Every line containing the string "title" should be returned from the records.

Component data from apps and pages

◆ ◆ ◆

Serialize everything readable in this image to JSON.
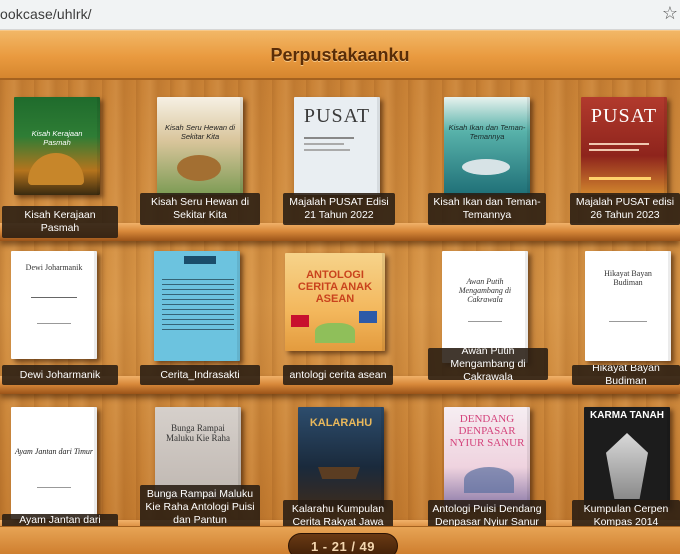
{
  "browser": {
    "address": "ookcase/uhlrk/"
  },
  "header": {
    "title": "Perpustakaanku"
  },
  "shelves": [
    {
      "books": [
        {
          "caption": "Kisah Kerajaan Pasmah",
          "cover_text": "Kisah Kerajaan Pasmah",
          "cover_color": "#2b6a32"
        },
        {
          "caption": "Kisah Seru Hewan di Sekitar Kita",
          "cover_text": "Kisah Seru Hewan di Sekitar Kita",
          "cover_color": "#b98a52"
        },
        {
          "caption": "Majalah PUSAT Edisi 21 Tahun 2022",
          "cover_text": "PUSAT",
          "cover_color": "#e9eef2"
        },
        {
          "caption": "Kisah Ikan dan Teman-Temannya",
          "cover_text": "Kisah Ikan dan Teman-Temannya",
          "cover_color": "#2f8c8a"
        },
        {
          "caption": "Majalah PUSAT edisi 26 Tahun 2023",
          "cover_text": "PUSAT",
          "cover_color": "#9a2b23"
        }
      ]
    },
    {
      "books": [
        {
          "caption": "Dewi Joharmanik",
          "cover_text": "Dewi Joharmanik",
          "cover_color": "#ffffff"
        },
        {
          "caption": "Cerita_Indrasakti",
          "cover_text": "",
          "cover_color": "#6cc3df"
        },
        {
          "caption": "antologi cerita asean",
          "cover_text": "ANTOLOGI CERITA ANAK ASEAN",
          "cover_color": "#f3c26a"
        },
        {
          "caption": "Awan Putih Mengambang di Cakrawala",
          "cover_text": "Awan Putih Mengambang di Cakrawala",
          "cover_color": "#ffffff"
        },
        {
          "caption": "Hikayat Bayan Budiman",
          "cover_text": "Hikayat Bayan Budiman",
          "cover_color": "#ffffff"
        }
      ]
    },
    {
      "books": [
        {
          "caption": "Ayam Jantan dari Timur",
          "cover_text": "Ayam Jantan dari Timur",
          "cover_color": "#ffffff"
        },
        {
          "caption": "Bunga Rampai Maluku Kie Raha Antologi Puisi dan Pantun",
          "cover_text": "Bunga Rampai Maluku Kie Raha",
          "cover_color": "#c9c2bd"
        },
        {
          "caption": "Kalarahu Kumpulan Cerita Rakyat Jawa",
          "cover_text": "KALARAHU",
          "cover_color": "#23364f"
        },
        {
          "caption": "Antologi Puisi Dendang Denpasar Nyiur Sanur",
          "cover_text": "DENDANG DENPASAR NYIUR SANUR",
          "cover_color": "#f2e6ee"
        },
        {
          "caption": "Kumpulan Cerpen Kompas 2014",
          "cover_text": "KARMA TANAH",
          "cover_color": "#1c1c1c"
        }
      ]
    }
  ],
  "pager": {
    "text": "1 - 21 / 49"
  }
}
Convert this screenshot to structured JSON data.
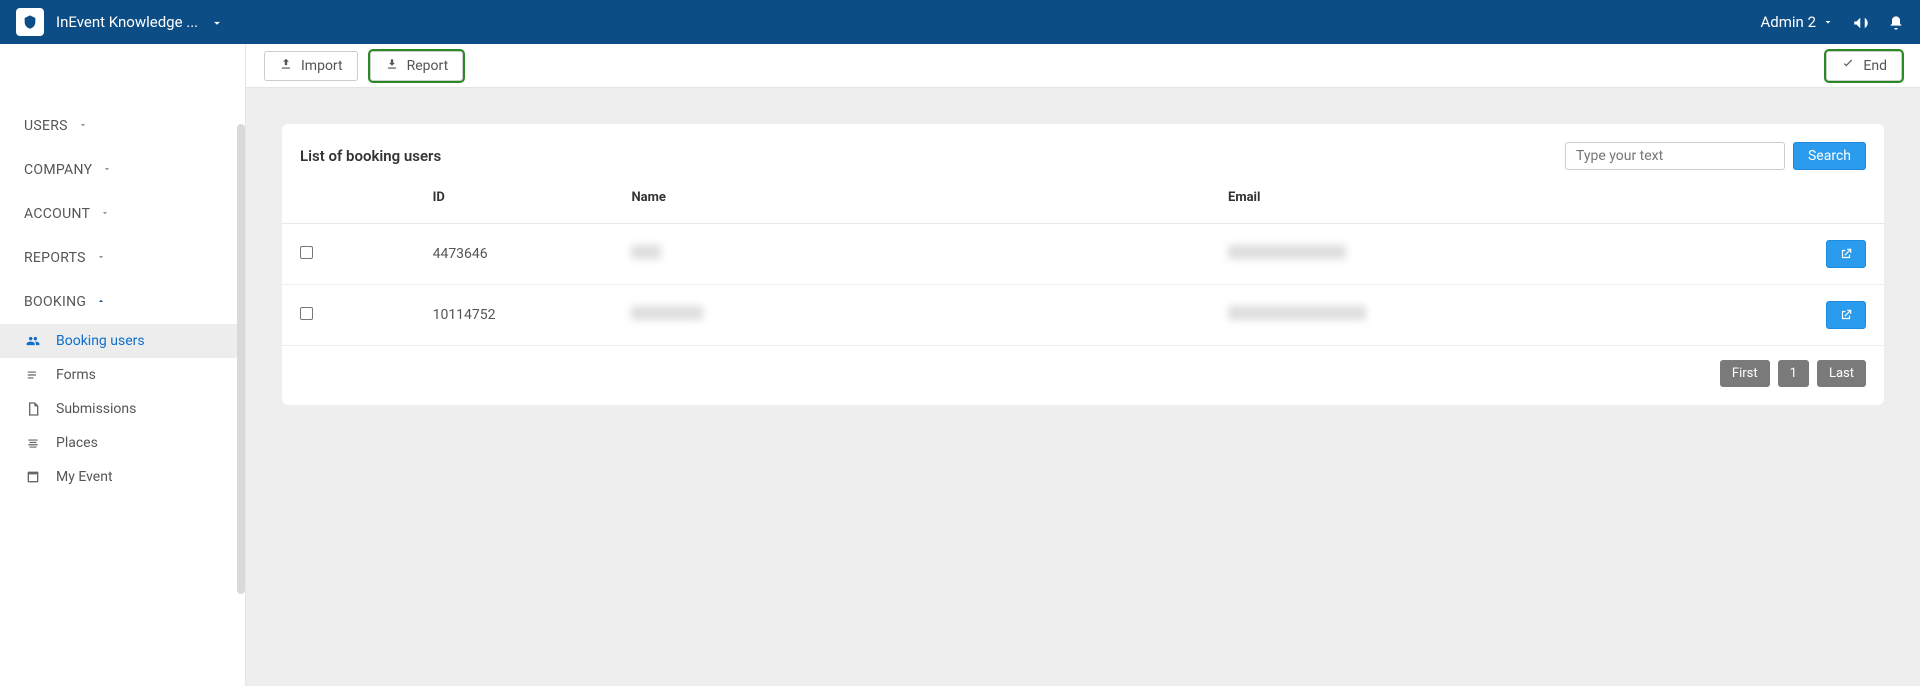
{
  "header": {
    "brand": "InEvent Knowledge ...",
    "user": "Admin 2"
  },
  "sidebar": {
    "sections": [
      {
        "label": "USERS",
        "expanded": false
      },
      {
        "label": "COMPANY",
        "expanded": false
      },
      {
        "label": "ACCOUNT",
        "expanded": false
      },
      {
        "label": "REPORTS",
        "expanded": false
      },
      {
        "label": "BOOKING",
        "expanded": true
      }
    ],
    "booking_items": [
      {
        "label": "Booking users",
        "active": true
      },
      {
        "label": "Forms",
        "active": false
      },
      {
        "label": "Submissions",
        "active": false
      },
      {
        "label": "Places",
        "active": false
      },
      {
        "label": "My Event",
        "active": false
      }
    ]
  },
  "actions": {
    "import": "Import",
    "report": "Report",
    "end": "End"
  },
  "card": {
    "title": "List of booking users",
    "search_placeholder": "Type your text",
    "search_button": "Search",
    "columns": {
      "id": "ID",
      "name": "Name",
      "email": "Email"
    },
    "rows": [
      {
        "id": "4473646",
        "name": "",
        "email": ""
      },
      {
        "id": "10114752",
        "name": "",
        "email": ""
      }
    ],
    "pagination": {
      "first": "First",
      "page": "1",
      "last": "Last"
    }
  }
}
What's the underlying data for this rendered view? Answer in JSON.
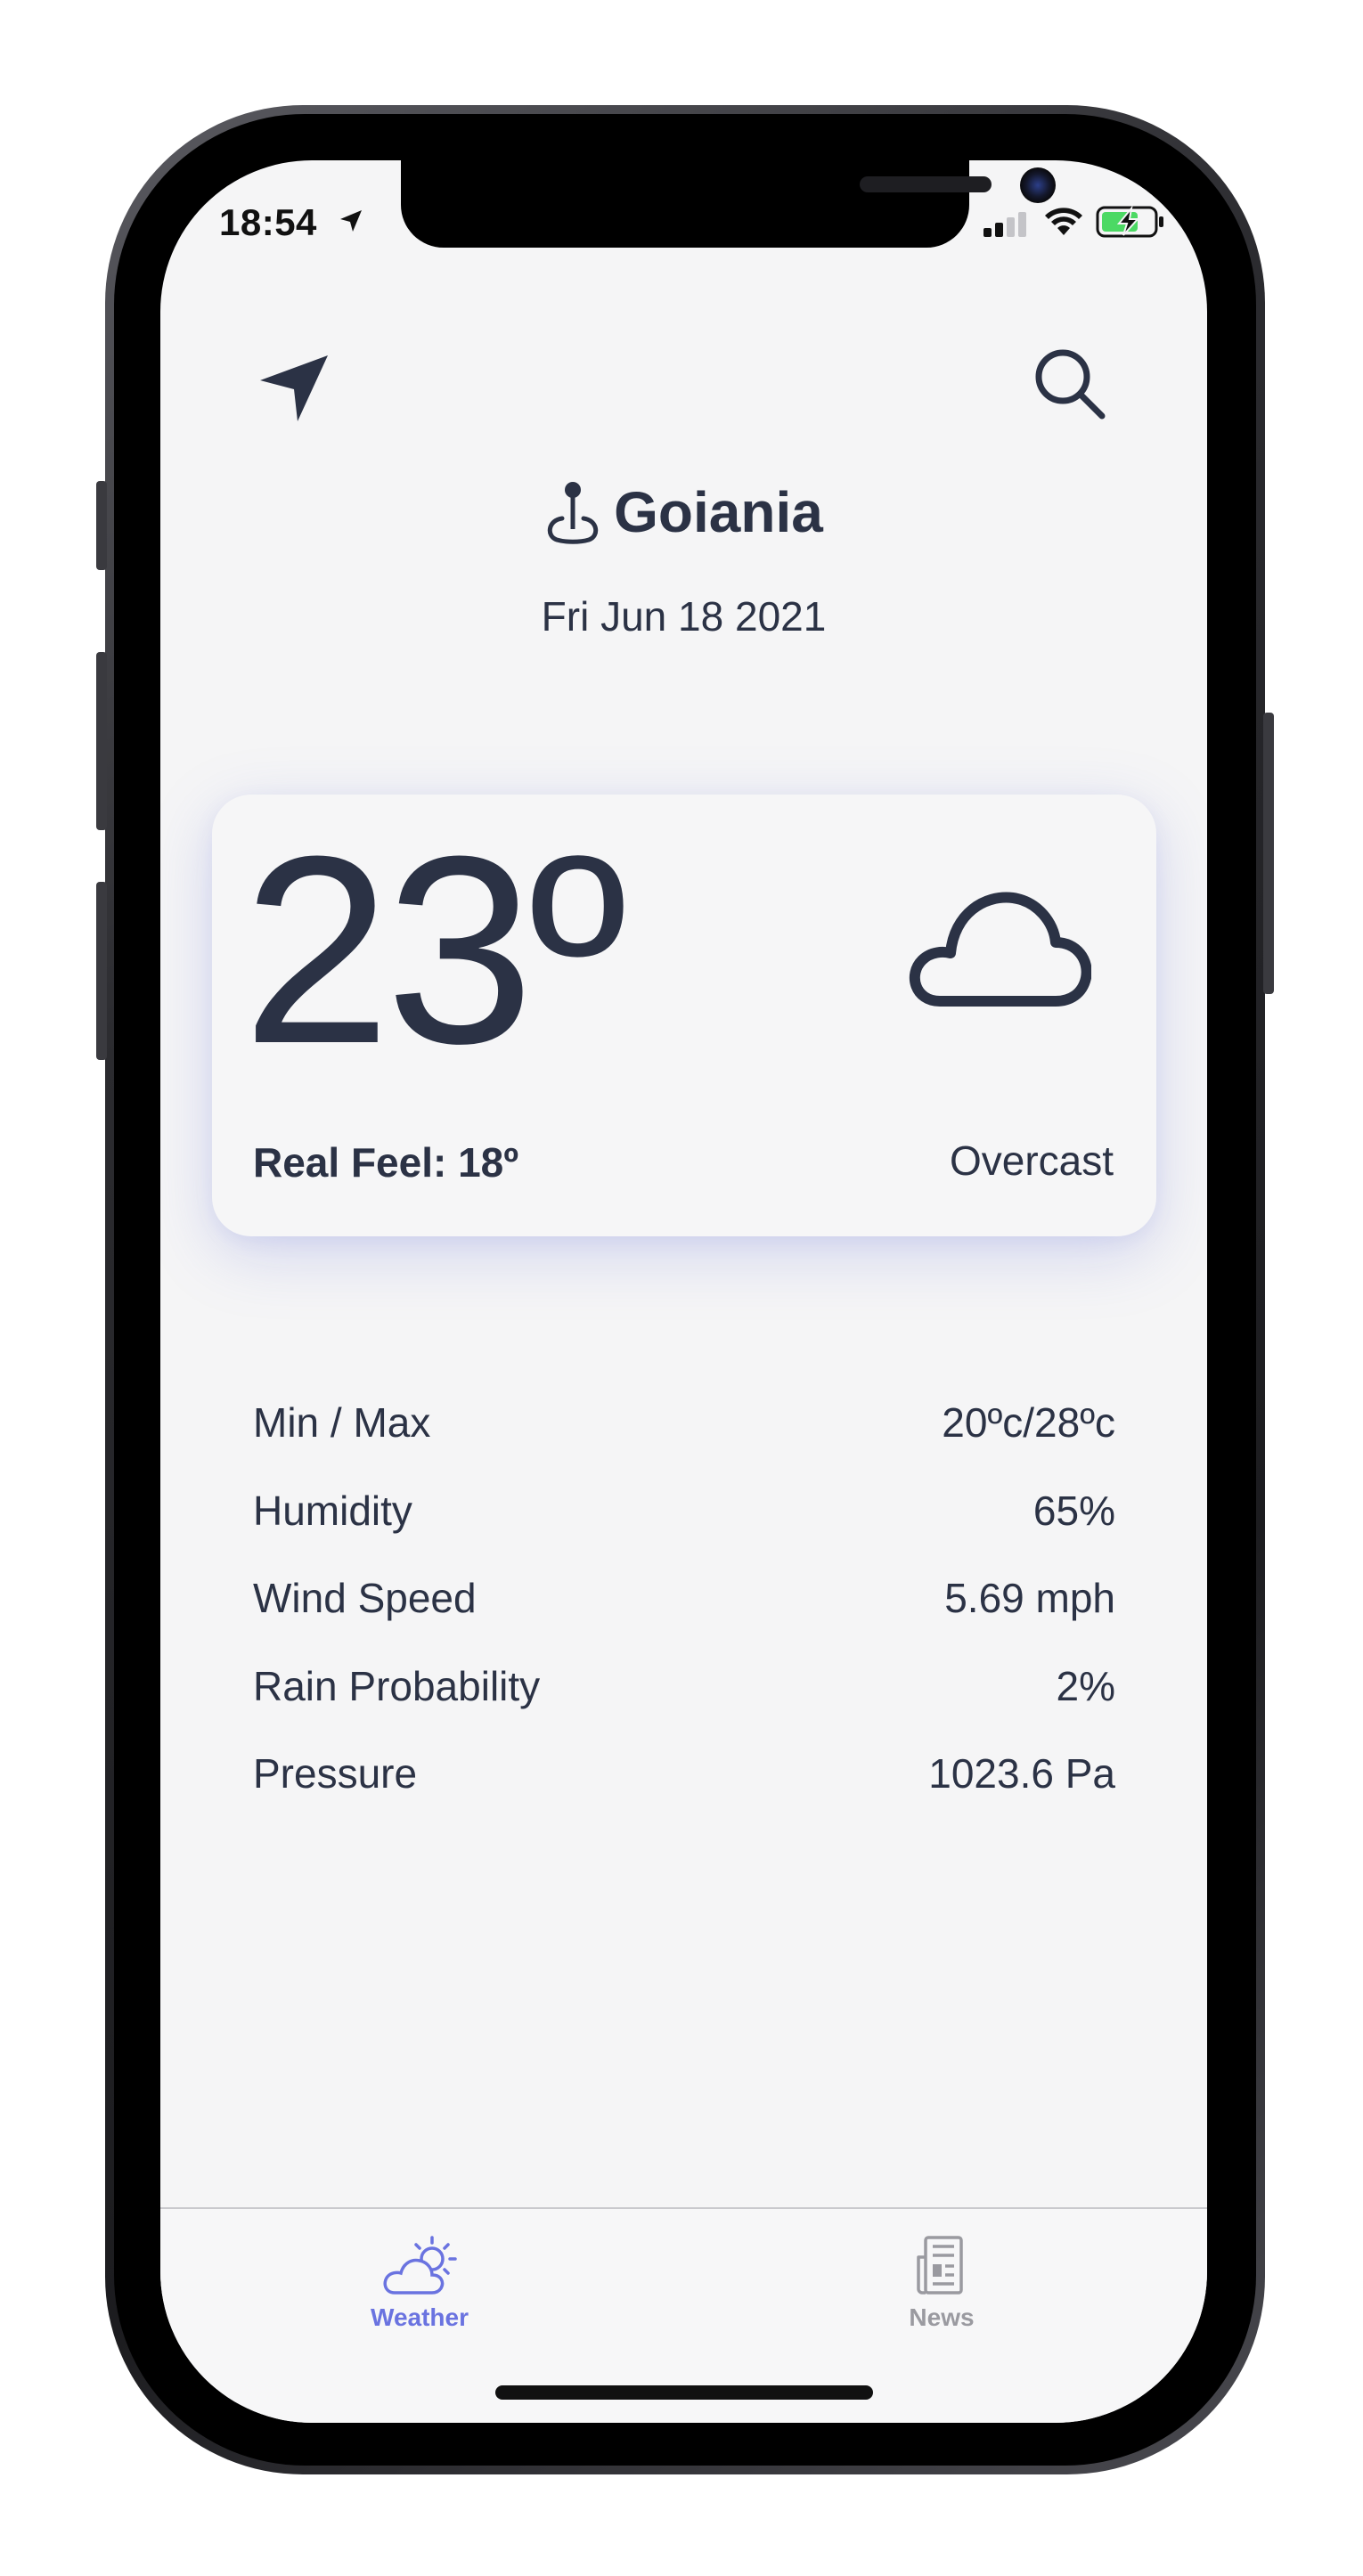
{
  "status_bar": {
    "time": "18:54"
  },
  "location": {
    "city": "Goiania",
    "date": "Fri Jun 18 2021"
  },
  "current": {
    "temperature": "23º",
    "real_feel": "Real Feel: 18º",
    "condition": "Overcast",
    "condition_icon": "cloud-icon"
  },
  "details": [
    {
      "label": "Min / Max",
      "value": "20ºc/28ºc"
    },
    {
      "label": "Humidity",
      "value": "65%"
    },
    {
      "label": "Wind Speed",
      "value": "5.69 mph"
    },
    {
      "label": "Rain Probability",
      "value": "2%"
    },
    {
      "label": "Pressure",
      "value": "1023.6 Pa"
    }
  ],
  "tabbar": {
    "tabs": [
      {
        "label": "Weather",
        "icon": "partly-cloudy-icon",
        "active": true
      },
      {
        "label": "News",
        "icon": "newspaper-icon",
        "active": false
      }
    ]
  },
  "colors": {
    "text": "#2b3245",
    "accent": "#6a73e0",
    "inactive": "#9a9aa0",
    "background": "#f5f5f6"
  }
}
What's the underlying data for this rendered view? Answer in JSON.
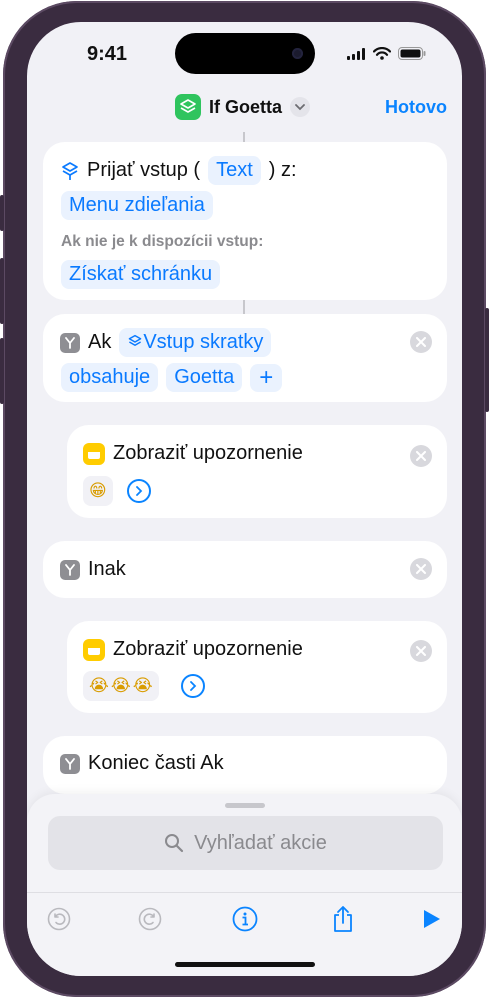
{
  "status_bar": {
    "time": "9:41"
  },
  "nav": {
    "title": "If Goetta",
    "done_label": "Hotovo"
  },
  "actions": {
    "receive": {
      "prefix": "Prijať vstup (",
      "type_chip": "Text",
      "suffix": ") z:",
      "source_chip": "Menu zdieľania",
      "fallback_label": "Ak nie je k dispozícii vstup:",
      "fallback_chip": "Získať schránku"
    },
    "if": {
      "label": "Ak",
      "input_chip": "Vstup skratky",
      "condition_chip": "obsahuje",
      "value_chip": "Goetta",
      "add_chip": "+"
    },
    "alert1": {
      "label": "Zobraziť upozornenie",
      "emoji_count": 1
    },
    "otherwise": {
      "label": "Inak"
    },
    "alert2": {
      "label": "Zobraziť upozornenie",
      "emoji_count": 3
    },
    "end_if": {
      "label": "Koniec časti Ak"
    }
  },
  "bottom": {
    "search_placeholder": "Vyhľadať akcie"
  },
  "colors": {
    "accent": "#0a84ff",
    "background": "#f1f1f6",
    "app_icon": "#2fc45e",
    "alert_icon": "#ffcc00"
  },
  "icons": {
    "undo": "undo-icon",
    "redo": "redo-icon",
    "info": "info-icon",
    "share": "share-icon",
    "run": "play-icon",
    "search": "search-icon",
    "alert1_emoji": "grinning-face-emoji",
    "alert2_emoji": "loudly-crying-face-emoji"
  }
}
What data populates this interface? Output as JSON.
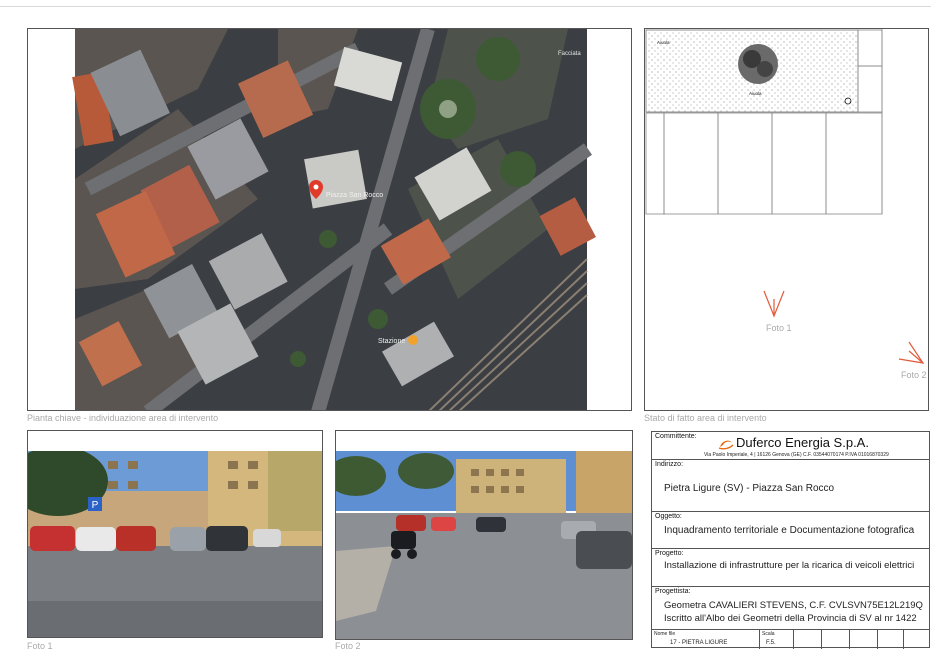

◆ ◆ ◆

The answer:
    "title": "Perpustakaanku"
    "title": "List of booking users",
    "title": "If Goetta",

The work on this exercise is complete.